━━━━━ Input records ━━━━━

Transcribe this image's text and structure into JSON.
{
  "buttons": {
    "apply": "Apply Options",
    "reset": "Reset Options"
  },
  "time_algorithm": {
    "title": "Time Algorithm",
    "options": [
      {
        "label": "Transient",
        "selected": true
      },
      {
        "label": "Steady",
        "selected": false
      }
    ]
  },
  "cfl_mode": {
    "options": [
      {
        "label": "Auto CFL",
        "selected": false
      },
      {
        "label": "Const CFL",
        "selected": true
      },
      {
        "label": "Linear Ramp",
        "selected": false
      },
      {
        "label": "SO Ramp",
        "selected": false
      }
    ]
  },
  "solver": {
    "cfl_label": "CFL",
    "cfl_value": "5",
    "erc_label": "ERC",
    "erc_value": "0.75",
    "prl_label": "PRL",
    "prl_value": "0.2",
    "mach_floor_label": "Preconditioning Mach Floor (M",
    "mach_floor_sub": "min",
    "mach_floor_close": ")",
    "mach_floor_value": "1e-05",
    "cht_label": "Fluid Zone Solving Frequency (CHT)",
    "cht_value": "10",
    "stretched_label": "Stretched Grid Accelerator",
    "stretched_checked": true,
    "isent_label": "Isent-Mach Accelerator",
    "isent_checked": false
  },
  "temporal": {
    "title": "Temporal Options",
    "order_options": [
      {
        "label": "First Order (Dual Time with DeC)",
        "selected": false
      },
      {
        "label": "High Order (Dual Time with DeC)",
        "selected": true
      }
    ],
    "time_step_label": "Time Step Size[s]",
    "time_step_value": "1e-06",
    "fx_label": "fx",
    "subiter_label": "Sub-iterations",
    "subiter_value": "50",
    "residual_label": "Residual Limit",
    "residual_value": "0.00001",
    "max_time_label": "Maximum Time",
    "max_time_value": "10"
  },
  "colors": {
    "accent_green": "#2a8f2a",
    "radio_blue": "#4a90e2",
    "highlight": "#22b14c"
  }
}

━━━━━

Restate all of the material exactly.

■ **Exercise response**
Transcribe this image's text and structure into JSON.
{
  "buttons": {
    "apply": "Apply Options",
    "reset": "Reset Options"
  },
  "time_algorithm": {
    "title": "Time Algorithm",
    "options": [
      {
        "label": "Transient",
        "selected": true
      },
      {
        "label": "Steady",
        "selected": false
      }
    ]
  },
  "cfl_mode": {
    "options": [
      {
        "label": "Auto CFL",
        "selected": false
      },
      {
        "label": "Const CFL",
        "selected": true
      },
      {
        "label": "Linear Ramp",
        "selected": false
      },
      {
        "label": "SO Ramp",
        "selected": false
      }
    ]
  },
  "solver": {
    "cfl_label": "CFL",
    "cfl_value": "5",
    "erc_label": "ERC",
    "erc_value": "0.75",
    "prl_label": "PRL",
    "prl_value": "0.2",
    "mach_floor_label": "Preconditioning Mach Floor (M",
    "mach_floor_sub": "min",
    "mach_floor_close": ")",
    "mach_floor_value": "1e-05",
    "cht_label": "Fluid Zone Solving Frequency (CHT)",
    "cht_value": "10",
    "stretched_label": "Stretched Grid Accelerator",
    "stretched_checked": true,
    "isent_label": "Isent-Mach Accelerator",
    "isent_checked": false
  },
  "temporal": {
    "title": "Temporal Options",
    "order_options": [
      {
        "label": "First Order (Dual Time with DeC)",
        "selected": false
      },
      {
        "label": "High Order (Dual Time with DeC)",
        "selected": true
      }
    ],
    "time_step_label": "Time Step Size[s]",
    "time_step_value": "1e-06",
    "fx_label": "fx",
    "subiter_label": "Sub-iterations",
    "subiter_value": "50",
    "residual_label": "Residual Limit",
    "residual_value": "0.00001",
    "max_time_label": "Maximum Time",
    "max_time_value": "10"
  },
  "colors": {
    "accent_green": "#2a8f2a",
    "radio_blue": "#4a90e2",
    "highlight": "#22b14c"
  }
}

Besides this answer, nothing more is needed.